Like Niia’s release, Boniface is a gorgeous reminder that independent pop music is still alive and well, and that commitment to the form spans across international lines. The band, and by extension, the record, are both lovingly named for Saint Boniface, a city on the outskirts of Winnipeg where Visser grew up and still lives. Perhaps it’s not intuitive to assume that one of the world’s next great pop acts hails from a suburban sprawl in the middle of Canada, but then again, the baroque pop of Arcade Fire emerged just southeast, in Montreal, and that might be the most apt comparison to illustrate how great this album is.

There are traces of indie rock in Boniface’s DNA, but the shift toward soaring, foggy synths over crisp guitar solos, and Visser’s passionate, dramatically-performed vocal delivery tends to skew the music more pop — even more so when the band is performing live. I had the pleasure of seeing them perform at a private show in Los Angeles earlier this month, due to the patronage of Manitoba Music, a non-profit that advocates for music from their native territory. Electrifying and immediately accessible, a simple three or four songs turned me from an idle listener into a full-fledged fan, particularly because of Visser’s skill as a frontperson, capturing the attention of a sleepy weeknight crowd and ratcheting the energy up substantially by commanding the living room nook where a makeshift stage had been set up.

Describing their debut as “a collection of stories about coming of age in a small town,” Boniface delivers on that promise with an album full of frenetic, gossamer pop songs that channel early ‘00s indie melodrama and gloom but never veer too deeply into emotionalism. Visser writes with an exactitude that’s necessary when dealing with material this raw, and their soaring, elastic voice flares and vamps on early singles like “Ghosts” and “Wake Me Back Up,” which appear in quick succession on the album, giving it an almost rollercoaster feel. My favorites are “Dear Megan” and “I Will Not Return As A Tourist,” two anthemic standouts with sing-along choruses that transform from lyrics into full-fledged mantras.

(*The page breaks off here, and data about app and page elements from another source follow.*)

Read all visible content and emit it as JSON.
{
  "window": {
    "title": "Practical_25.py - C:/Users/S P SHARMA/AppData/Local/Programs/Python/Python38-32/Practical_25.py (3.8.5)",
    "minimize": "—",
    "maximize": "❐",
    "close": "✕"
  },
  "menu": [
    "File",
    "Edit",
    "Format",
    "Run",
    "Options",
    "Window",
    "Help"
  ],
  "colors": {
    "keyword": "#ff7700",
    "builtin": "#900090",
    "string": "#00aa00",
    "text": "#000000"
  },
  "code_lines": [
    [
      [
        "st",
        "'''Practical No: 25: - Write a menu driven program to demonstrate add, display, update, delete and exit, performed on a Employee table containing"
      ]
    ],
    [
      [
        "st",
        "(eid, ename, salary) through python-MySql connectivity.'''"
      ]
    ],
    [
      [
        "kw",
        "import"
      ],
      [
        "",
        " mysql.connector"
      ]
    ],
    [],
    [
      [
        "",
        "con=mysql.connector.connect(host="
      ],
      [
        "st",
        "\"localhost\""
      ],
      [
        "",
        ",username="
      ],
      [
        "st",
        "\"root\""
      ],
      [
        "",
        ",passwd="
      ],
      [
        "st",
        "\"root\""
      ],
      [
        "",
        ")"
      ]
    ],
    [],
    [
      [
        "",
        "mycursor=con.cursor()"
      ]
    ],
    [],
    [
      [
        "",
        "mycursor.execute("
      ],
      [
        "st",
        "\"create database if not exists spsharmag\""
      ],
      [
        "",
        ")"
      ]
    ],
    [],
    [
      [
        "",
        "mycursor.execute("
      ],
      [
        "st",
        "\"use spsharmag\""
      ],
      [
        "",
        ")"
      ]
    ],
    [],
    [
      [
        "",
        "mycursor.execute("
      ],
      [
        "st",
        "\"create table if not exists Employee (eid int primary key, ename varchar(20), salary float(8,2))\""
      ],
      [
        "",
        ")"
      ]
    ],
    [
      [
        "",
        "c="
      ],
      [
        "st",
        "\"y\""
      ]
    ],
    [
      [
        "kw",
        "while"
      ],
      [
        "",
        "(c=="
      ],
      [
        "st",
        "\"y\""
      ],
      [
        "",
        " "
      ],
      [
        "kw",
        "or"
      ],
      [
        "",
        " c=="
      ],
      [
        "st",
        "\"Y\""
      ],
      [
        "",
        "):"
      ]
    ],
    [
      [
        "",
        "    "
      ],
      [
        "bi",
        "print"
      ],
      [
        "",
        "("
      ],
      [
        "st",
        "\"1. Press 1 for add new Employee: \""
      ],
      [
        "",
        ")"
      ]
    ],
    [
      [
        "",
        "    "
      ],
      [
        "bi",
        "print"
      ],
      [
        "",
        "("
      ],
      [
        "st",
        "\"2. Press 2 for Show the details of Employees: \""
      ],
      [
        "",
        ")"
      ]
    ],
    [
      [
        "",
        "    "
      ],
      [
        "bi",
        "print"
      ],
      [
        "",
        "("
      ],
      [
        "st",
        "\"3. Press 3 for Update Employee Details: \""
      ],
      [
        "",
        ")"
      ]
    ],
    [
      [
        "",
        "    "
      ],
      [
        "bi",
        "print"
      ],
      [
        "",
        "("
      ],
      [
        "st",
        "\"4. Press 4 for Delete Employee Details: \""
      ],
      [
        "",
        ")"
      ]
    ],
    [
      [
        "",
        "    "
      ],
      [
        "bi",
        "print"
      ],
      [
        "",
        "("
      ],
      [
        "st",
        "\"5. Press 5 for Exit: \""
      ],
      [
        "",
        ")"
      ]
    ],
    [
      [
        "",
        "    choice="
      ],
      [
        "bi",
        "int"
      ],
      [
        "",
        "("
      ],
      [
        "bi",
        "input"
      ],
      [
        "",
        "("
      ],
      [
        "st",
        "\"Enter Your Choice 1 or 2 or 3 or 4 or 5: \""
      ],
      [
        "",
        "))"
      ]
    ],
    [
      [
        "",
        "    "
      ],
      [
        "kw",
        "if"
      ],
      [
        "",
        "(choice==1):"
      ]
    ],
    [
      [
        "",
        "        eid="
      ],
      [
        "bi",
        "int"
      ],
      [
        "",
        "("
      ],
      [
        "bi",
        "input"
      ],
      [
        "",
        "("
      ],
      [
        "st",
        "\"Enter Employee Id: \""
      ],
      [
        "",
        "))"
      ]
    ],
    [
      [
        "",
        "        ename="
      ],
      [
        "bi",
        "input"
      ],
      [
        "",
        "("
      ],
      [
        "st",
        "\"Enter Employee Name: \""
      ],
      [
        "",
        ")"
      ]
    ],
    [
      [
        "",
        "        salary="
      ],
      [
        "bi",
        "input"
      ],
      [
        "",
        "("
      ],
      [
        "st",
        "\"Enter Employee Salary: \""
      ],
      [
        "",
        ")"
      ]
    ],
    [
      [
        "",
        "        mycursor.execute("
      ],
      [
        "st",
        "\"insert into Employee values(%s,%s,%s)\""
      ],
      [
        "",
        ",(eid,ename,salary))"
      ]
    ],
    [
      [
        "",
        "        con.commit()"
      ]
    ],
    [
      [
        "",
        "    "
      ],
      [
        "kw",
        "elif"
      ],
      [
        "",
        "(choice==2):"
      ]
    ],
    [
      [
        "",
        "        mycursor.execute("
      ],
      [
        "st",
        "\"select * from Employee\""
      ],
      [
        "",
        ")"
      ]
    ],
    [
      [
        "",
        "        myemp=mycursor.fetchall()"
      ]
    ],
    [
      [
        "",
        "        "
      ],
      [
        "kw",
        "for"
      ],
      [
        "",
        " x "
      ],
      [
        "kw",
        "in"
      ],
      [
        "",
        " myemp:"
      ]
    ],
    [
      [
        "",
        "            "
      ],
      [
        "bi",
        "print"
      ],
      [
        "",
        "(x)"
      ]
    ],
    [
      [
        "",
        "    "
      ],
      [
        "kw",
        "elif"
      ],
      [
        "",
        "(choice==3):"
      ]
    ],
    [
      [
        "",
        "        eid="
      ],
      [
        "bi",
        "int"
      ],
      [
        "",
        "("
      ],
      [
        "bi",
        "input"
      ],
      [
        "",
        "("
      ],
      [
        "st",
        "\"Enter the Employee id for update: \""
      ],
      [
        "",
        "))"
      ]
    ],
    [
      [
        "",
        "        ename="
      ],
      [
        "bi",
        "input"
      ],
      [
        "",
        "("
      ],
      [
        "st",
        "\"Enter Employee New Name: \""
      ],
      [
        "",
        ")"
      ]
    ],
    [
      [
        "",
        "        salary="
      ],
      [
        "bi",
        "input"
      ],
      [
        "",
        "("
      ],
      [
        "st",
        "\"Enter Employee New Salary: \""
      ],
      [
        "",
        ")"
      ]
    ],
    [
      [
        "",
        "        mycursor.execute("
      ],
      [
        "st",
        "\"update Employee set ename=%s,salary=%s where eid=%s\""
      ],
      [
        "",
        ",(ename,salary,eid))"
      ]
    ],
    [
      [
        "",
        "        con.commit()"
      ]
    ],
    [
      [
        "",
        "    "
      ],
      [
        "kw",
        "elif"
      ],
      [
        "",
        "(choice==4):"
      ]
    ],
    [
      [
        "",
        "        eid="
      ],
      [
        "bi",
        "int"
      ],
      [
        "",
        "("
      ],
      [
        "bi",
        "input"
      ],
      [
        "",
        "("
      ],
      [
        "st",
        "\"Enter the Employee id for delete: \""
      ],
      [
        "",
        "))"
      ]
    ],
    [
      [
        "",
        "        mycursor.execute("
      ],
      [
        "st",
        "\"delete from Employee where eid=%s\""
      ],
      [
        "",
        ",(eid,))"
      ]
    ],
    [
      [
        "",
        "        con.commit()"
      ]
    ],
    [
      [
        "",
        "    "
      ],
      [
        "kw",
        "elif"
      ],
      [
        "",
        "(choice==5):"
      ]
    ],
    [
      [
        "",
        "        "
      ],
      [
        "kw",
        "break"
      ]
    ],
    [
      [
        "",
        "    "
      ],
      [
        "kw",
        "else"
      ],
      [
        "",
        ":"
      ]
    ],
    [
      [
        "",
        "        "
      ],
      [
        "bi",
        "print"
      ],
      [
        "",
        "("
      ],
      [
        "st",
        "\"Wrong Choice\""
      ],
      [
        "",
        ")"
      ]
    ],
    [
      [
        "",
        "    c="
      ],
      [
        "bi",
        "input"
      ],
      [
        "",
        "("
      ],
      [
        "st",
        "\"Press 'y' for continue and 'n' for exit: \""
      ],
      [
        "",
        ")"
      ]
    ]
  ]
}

Micah describes the band as some of “the kindest, most talented people I’ve ever met,” and longtime collaborators on the project include their brother Joey Visser and Micheal Dunn, along with bassist Carter Dawson, and producer/engineer Neil Comber (who has worked with artists like Charli XCX and M.I.A.), who came in toward the end of the process to help polish up songs, many of which were written and initially recorded in bedrooms and garages in Winnipeg. And the relational intimacy between the band members, and the tenderness of bedroom sessions still come through on the final product.

What’s most fascinating about Boniface though is the sheer breadth of songwriting styles presented across this project. With sixteen tracks on the album, and two additional single versions — for “Oh My God” and “Keeping Up” — this is, indeed, a collection of music that functions as a bigger body of work than most debut albums do. It indicates that Visser is capable of writing almost every kind of song on the face of the planet, enormous ballads, slow lullabies, anthems and hits and bops, and all imbued with such a distinct sense of the writer behind them. Combining sad, gloomy memories with bright, insistent melodies, Boniface have created an album that manages to sound and feel hopeful even in the face of unrelenting darkness. This music never ignores the darkness, it simply acknowledges it, and insists on the light, anyway. There’s nothing braver than that, nothing more compelling, and nothing more loving.

Boniface is out now via Transgressive Records. Get it here.